I hate to have to be the one to tell you this, but summer vacation is almost over. Those long, lazy days of sipping lemonade in the backyard while writing to friends are almost at an end. Postcards mailed from exotic locales have reached their final destinations; the recorded vacation is quickly becoming a fuzzy memory in the face of shopping for back-to-school supplies (of course I still haunt the school supply aisle of my local Target/Office Max/indie stationery store, even though I have no need whatsoever to shop for even more office supplies…)
The last few months have gone by in a flash, something I’ve mentioned before (see: most recent post). What’s been keeping me busy? Well, I’ve been doing a lot of talking about that (see: most recent post), however, there is one thing I haven’t had a chance to mention: the Correspondence Co-op project.
“What’s that?!” you may wonder – and I am here to tell you! The Correspondence Co-op is a monthly meeting of like-minded mail art folks and letter writers, who get together in various locations around SF to socialize and make mail art happen. But mainly, we do A LOT of socializing.
Letter writing socials are pretty “hot” right now, (Letter Writers Alliance has a monthly “Imbibe and Scribe” event at Greer (Chicago); the PAL-SAC (Post a Letter Social Club) in Toronto was recently featured in Uppercase magazine) but oddly enough such a thing did not exist in San Francisco. In May of this year, Red Letter Day established the Correspondence Co-op, and our first meeting was held.
What makes the Co-op so special? Well, the folks, for starters. Many Co-op cohorts knew each other through the mailbox; upon meeting in person, they realized their connections were even closer to home, so to speak. Whether it was riding the same bus on one’s daily commute, or walking pets in the same neighborhood dog park, attendees at our first meeting realized there was more than just a mutual love of mail art/letters – there was an immediate sense of community.
Every club needs goodies, and the Co-op is no different. Attendees at the inaugural meeting received an official Correspondence Co-op Passport; at each monthly meeting, Red Letter Day issues a new artistamp, which members can then put into their passports. And of course, members are encouraged to create and swap their own artistamps!
A question I’m asked fairly often is how one can meet other mail artists, find people to send mail to. In this digital age, it seems like it would be easy, right? But in a way, it’s almost too easy to find people to write to – social networks such as the IUOMA and Facebook are filled with mail art groups and letter writers. How do you choose who to correspond with, especially if your time is limited? It’s an important thing to consider, in this age of easy access info.
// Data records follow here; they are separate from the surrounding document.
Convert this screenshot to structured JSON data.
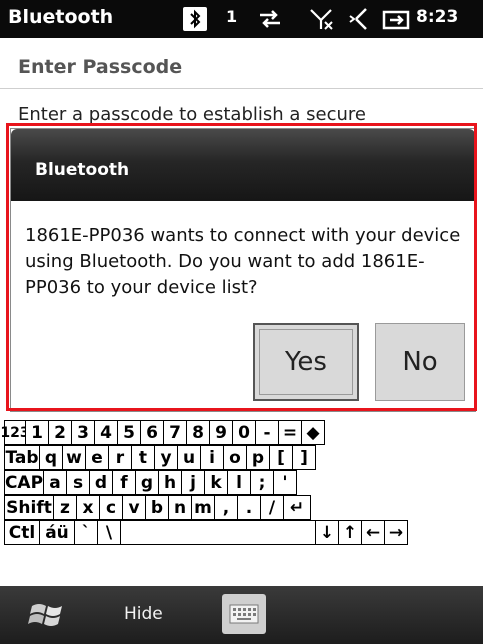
{
  "status_bar": {
    "title": "Bluetooth",
    "signal_count": "1",
    "time": "8:23",
    "icons": [
      "bluetooth-icon",
      "signal-count",
      "data-transfer-icon",
      "no-signal-icon",
      "volume-muted-icon",
      "battery-charging-icon"
    ]
  },
  "page": {
    "heading": "Enter Passcode",
    "text": "Enter a passcode to establish a secure"
  },
  "dialog": {
    "title": "Bluetooth",
    "message": "1861E-PP036 wants to connect with your device using Bluetooth. Do you want to add 1861E-PP036 to your device list?",
    "yes_label": "Yes",
    "no_label": "No"
  },
  "keyboard": {
    "rows": [
      [
        "123",
        "1",
        "2",
        "3",
        "4",
        "5",
        "6",
        "7",
        "8",
        "9",
        "0",
        "-",
        "=",
        "◆"
      ],
      [
        "Tab",
        "q",
        "w",
        "e",
        "r",
        "t",
        "y",
        "u",
        "i",
        "o",
        "p",
        "[",
        "]"
      ],
      [
        "CAP",
        "a",
        "s",
        "d",
        "f",
        "g",
        "h",
        "j",
        "k",
        "l",
        ";",
        "'"
      ],
      [
        "Shift",
        "z",
        "x",
        "c",
        "v",
        "b",
        "n",
        "m",
        ",",
        ".",
        "/",
        "↵"
      ],
      [
        "Ctl",
        "áü",
        "`",
        "\\",
        "",
        "↓",
        "↑",
        "←",
        "→"
      ]
    ]
  },
  "menu_bar": {
    "left_label": "Hide"
  },
  "colors": {
    "highlight": "#e8141c",
    "dialog_header": "#1c1c1c",
    "status_bar": "#0a0a0a"
  }
}
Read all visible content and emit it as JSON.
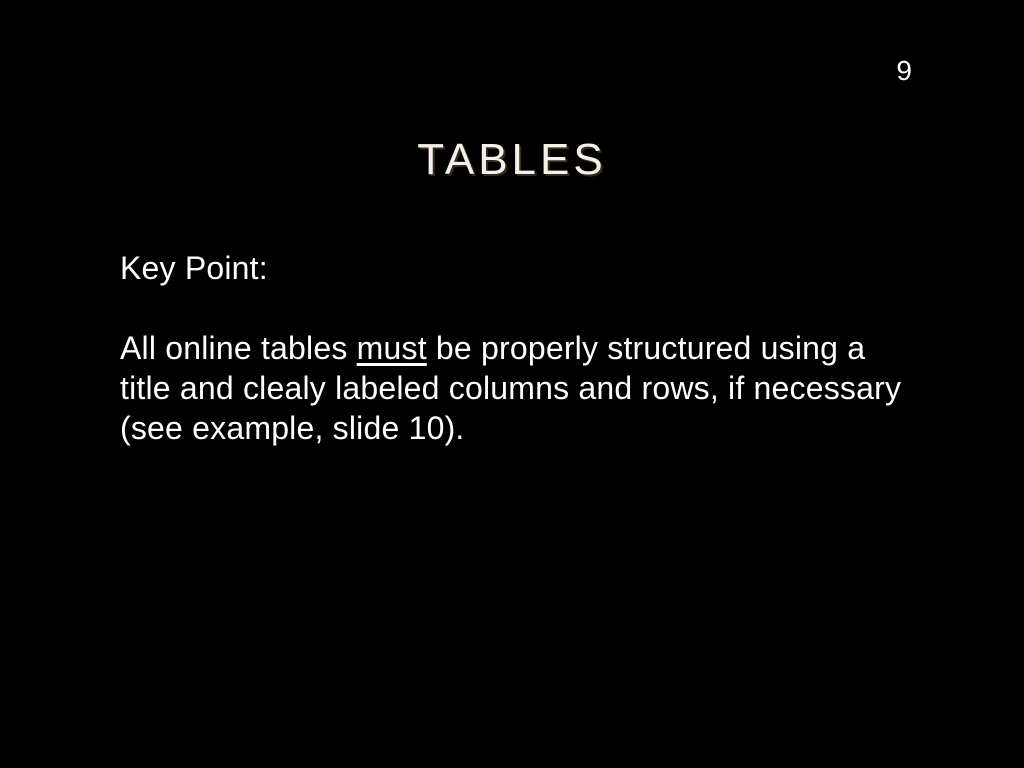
{
  "slide": {
    "number": "9",
    "title": "TABLES",
    "key_point_label": "Key Point:",
    "body_prefix": "All online tables ",
    "body_underlined": "must",
    "body_suffix": " be properly structured using a title and clealy labeled columns and rows, if necessary (see example, slide 10)."
  }
}
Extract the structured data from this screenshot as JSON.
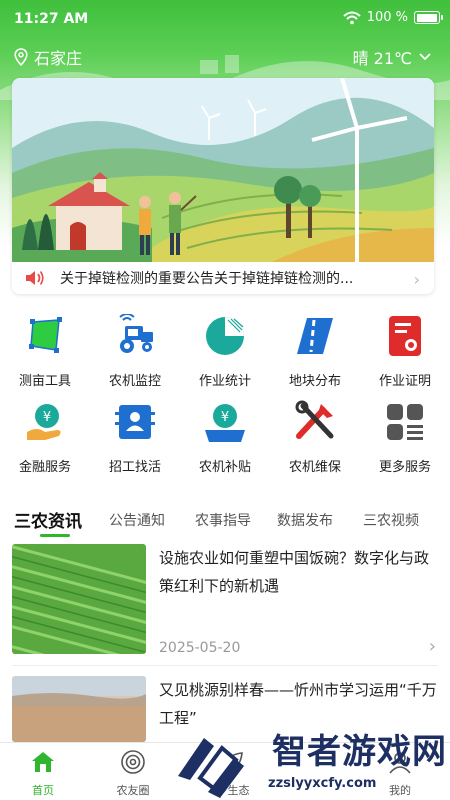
{
  "status": {
    "time": "11:27 AM",
    "battery": "100 %",
    "battery_level": 1.0
  },
  "location": {
    "city": "石家庄",
    "weather": "晴 21℃"
  },
  "banner": {
    "notice": "关于掉链检测的重要公告关于掉链掉链检测的..."
  },
  "shortcuts": [
    {
      "label": "测亩工具",
      "icon": "measure-icon"
    },
    {
      "label": "农机监控",
      "icon": "tractor-monitor-icon"
    },
    {
      "label": "作业统计",
      "icon": "pie-chart-icon"
    },
    {
      "label": "地块分布",
      "icon": "road-map-icon"
    },
    {
      "label": "作业证明",
      "icon": "certificate-icon"
    },
    {
      "label": "金融服务",
      "icon": "finance-icon"
    },
    {
      "label": "招工找活",
      "icon": "recruit-icon"
    },
    {
      "label": "农机补贴",
      "icon": "subsidy-icon"
    },
    {
      "label": "农机维保",
      "icon": "repair-tools-icon"
    },
    {
      "label": "更多服务",
      "icon": "more-services-icon"
    }
  ],
  "tabs": [
    "三农资讯",
    "公告通知",
    "农事指导",
    "数据发布",
    "三农视频"
  ],
  "news": [
    {
      "title": "设施农业如何重塑中国饭碗？数字化与政策红利下的新机遇",
      "date": "2025-05-20"
    },
    {
      "title": "又见桃源别样春——忻州市学习运用“千万工程”",
      "date": ""
    }
  ],
  "nav": [
    {
      "label": "首页",
      "icon": "home-icon"
    },
    {
      "label": "农友圈",
      "icon": "circle-icon"
    },
    {
      "label": "乡生态",
      "icon": "eco-icon"
    },
    {
      "label": "我的",
      "icon": "user-icon"
    }
  ],
  "watermark": {
    "text": "智者游戏网",
    "url": "zzslyyxcfy.com"
  },
  "colors": {
    "brand_green": "#2fb52e",
    "icon_blue": "#1e6fd0",
    "icon_teal": "#1aa99a",
    "icon_red": "#e02b2b"
  }
}
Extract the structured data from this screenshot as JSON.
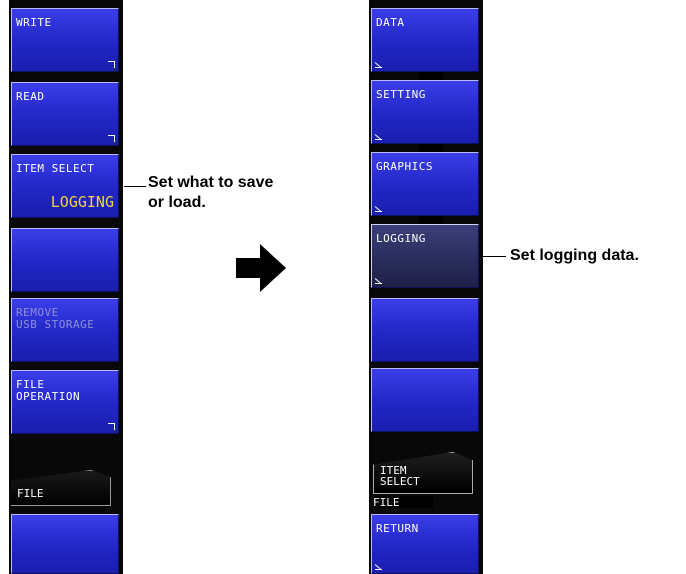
{
  "left_menu": {
    "write": "WRITE",
    "read": "READ",
    "item_select": {
      "label": "ITEM SELECT",
      "value": "LOGGING"
    },
    "remove_usb": "REMOVE\nUSB STORAGE",
    "file_operation": "FILE\nOPERATION",
    "file_tab": "FILE"
  },
  "right_menu": {
    "data": "DATA",
    "setting": "SETTING",
    "graphics": "GRAPHICS",
    "logging": "LOGGING",
    "item_select_tab": "ITEM\nSELECT",
    "file_sub": "FILE",
    "return": "RETURN"
  },
  "annotations": {
    "left_callout": "Set what to save\nor load.",
    "right_callout": "Set logging data."
  },
  "colors": {
    "softkey": "#2126c6",
    "value_text": "#f4d23a",
    "panel_bg": "#080808"
  },
  "icons": [
    "right-arrow-icon"
  ]
}
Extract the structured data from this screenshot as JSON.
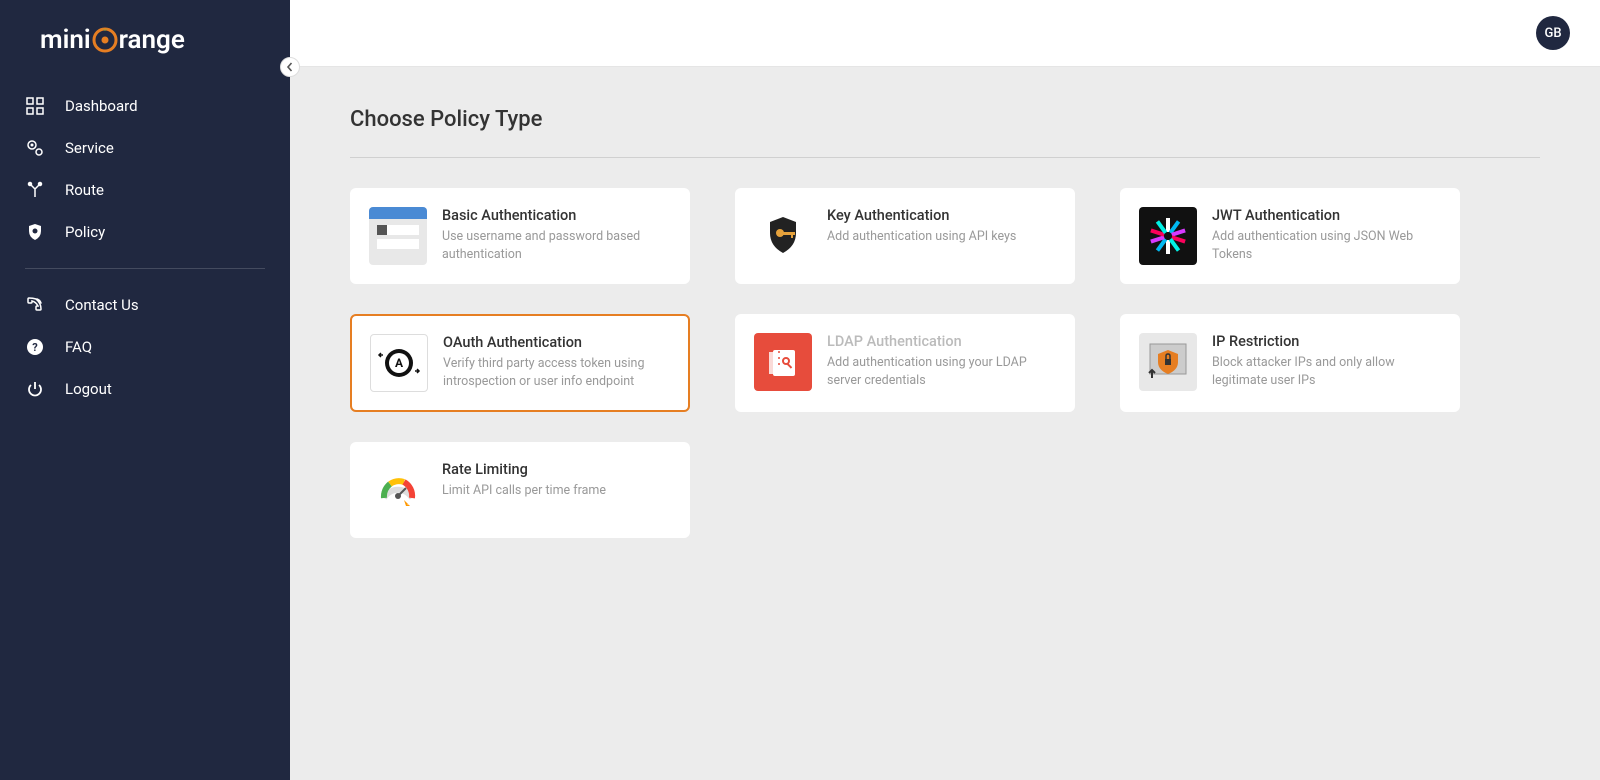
{
  "brand": {
    "name": "miniOrange"
  },
  "sidebar": {
    "nav": [
      {
        "id": "dashboard",
        "label": "Dashboard"
      },
      {
        "id": "service",
        "label": "Service"
      },
      {
        "id": "route",
        "label": "Route"
      },
      {
        "id": "policy",
        "label": "Policy"
      }
    ],
    "support": [
      {
        "id": "contact",
        "label": "Contact Us"
      },
      {
        "id": "faq",
        "label": "FAQ"
      },
      {
        "id": "logout",
        "label": "Logout"
      }
    ]
  },
  "header": {
    "avatar_initials": "GB"
  },
  "page": {
    "title": "Choose Policy Type"
  },
  "policies": [
    {
      "id": "basic",
      "title": "Basic Authentication",
      "desc": "Use username and password based authentication",
      "selected": false,
      "disabled": false
    },
    {
      "id": "key",
      "title": "Key Authentication",
      "desc": "Add authentication using API keys",
      "selected": false,
      "disabled": false
    },
    {
      "id": "jwt",
      "title": "JWT Authentication",
      "desc": "Add authentication using JSON Web Tokens",
      "selected": false,
      "disabled": false
    },
    {
      "id": "oauth",
      "title": "OAuth Authentication",
      "desc": "Verify third party access token using introspection or user info endpoint",
      "selected": true,
      "disabled": false
    },
    {
      "id": "ldap",
      "title": "LDAP Authentication",
      "desc": "Add authentication using your LDAP server credentials",
      "selected": false,
      "disabled": true
    },
    {
      "id": "ip",
      "title": "IP Restriction",
      "desc": "Block attacker IPs and only allow legitimate user IPs",
      "selected": false,
      "disabled": false
    },
    {
      "id": "rate",
      "title": "Rate Limiting",
      "desc": "Limit API calls per time frame",
      "selected": false,
      "disabled": false
    }
  ]
}
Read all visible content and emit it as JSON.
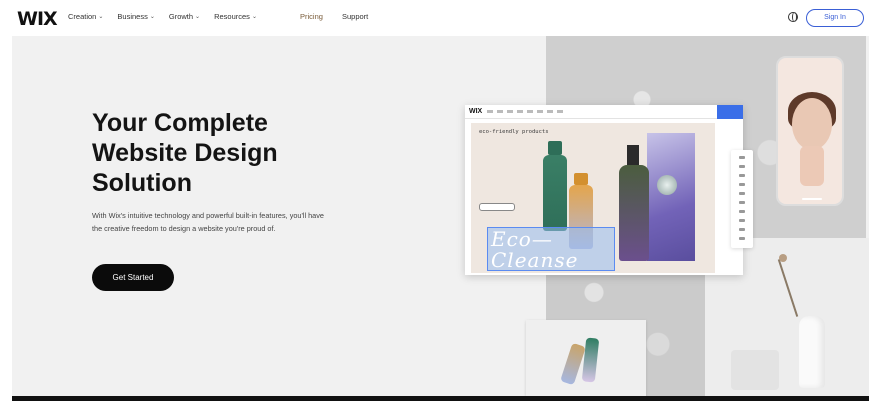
{
  "nav": {
    "logo": "WIX",
    "menu": [
      {
        "label": "Creation"
      },
      {
        "label": "Business"
      },
      {
        "label": "Growth"
      },
      {
        "label": "Resources"
      }
    ],
    "pricing": "Pricing",
    "support": "Support",
    "signin": "Sign In"
  },
  "hero": {
    "title": "Your Complete Website Design Solution",
    "description": "With Wix's intuitive technology and powerful built-in features, you'll have the creative freedom to design a website you're proud of.",
    "cta": "Get Started"
  },
  "editor": {
    "logo": "WIX",
    "eyebrow": "eco-friendly products",
    "headline": "Eco— Cleanse"
  },
  "icons": [
    "globe-icon",
    "chevron-down-icon"
  ]
}
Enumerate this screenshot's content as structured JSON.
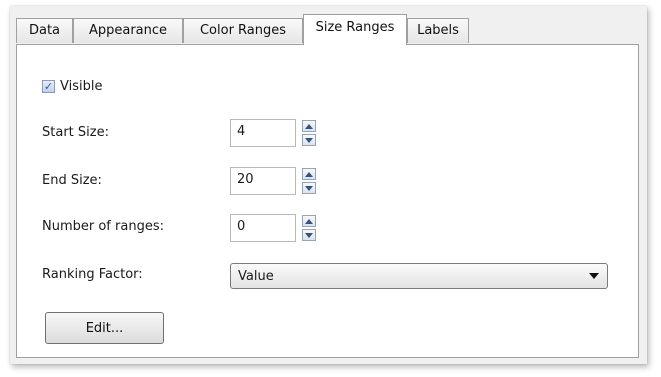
{
  "tabs": [
    {
      "label": "Data",
      "active": false
    },
    {
      "label": "Appearance",
      "active": false
    },
    {
      "label": "Color Ranges",
      "active": false
    },
    {
      "label": "Size Ranges",
      "active": true
    },
    {
      "label": "Labels",
      "active": false
    }
  ],
  "visible": {
    "label": "Visible",
    "checked": true
  },
  "start_size": {
    "label": "Start Size:",
    "value": "4"
  },
  "end_size": {
    "label": "End Size:",
    "value": "20"
  },
  "number_of_ranges": {
    "label": "Number of ranges:",
    "value": "0"
  },
  "ranking_factor": {
    "label": "Ranking Factor:",
    "value": "Value"
  },
  "edit_button": {
    "label": "Edit..."
  }
}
Correspondence Co-op takes mail art out of the mailbox (or post office, so to speak) and sets it squarely in front of you, face-to-face. Attendees get to meet folks with shared interests (beyond postage stamps and airmail envelopes, of course!) and find common ground.
What does the future of the Co-op look like? The things I can tell you about include guest speakers, mail art demos, and a holiday party (look out Santa!); I’ve got few things on the horizon that will be a surprise! Members are encouraged to skill share and show-n-tell. And guess what? We’re even planning a field trip to the Kurt Schwitters show over at the Berkeley Art Museum!
A single mail artist working alone often feels as if they’re creating in a vacuum, that they are the only person doing this “weird” thing called “mail art”. The goal of the Co-op (or any sort of letter writing social, really) is to introduce people to each other, learn from one another, and foster a sense of kinship – one of the fundamental ideas behind mail art Networking.
I leave you with our Co-op motto: “Hand in Hand, Letter by Letter”. Creating community is as easy as picking up a pen, or licking a postage stamp.
PS: our next Correspondence Co-op meeting will take place on August 24th in San Francisco; if you are interested in more information, please send an email to: email@example.com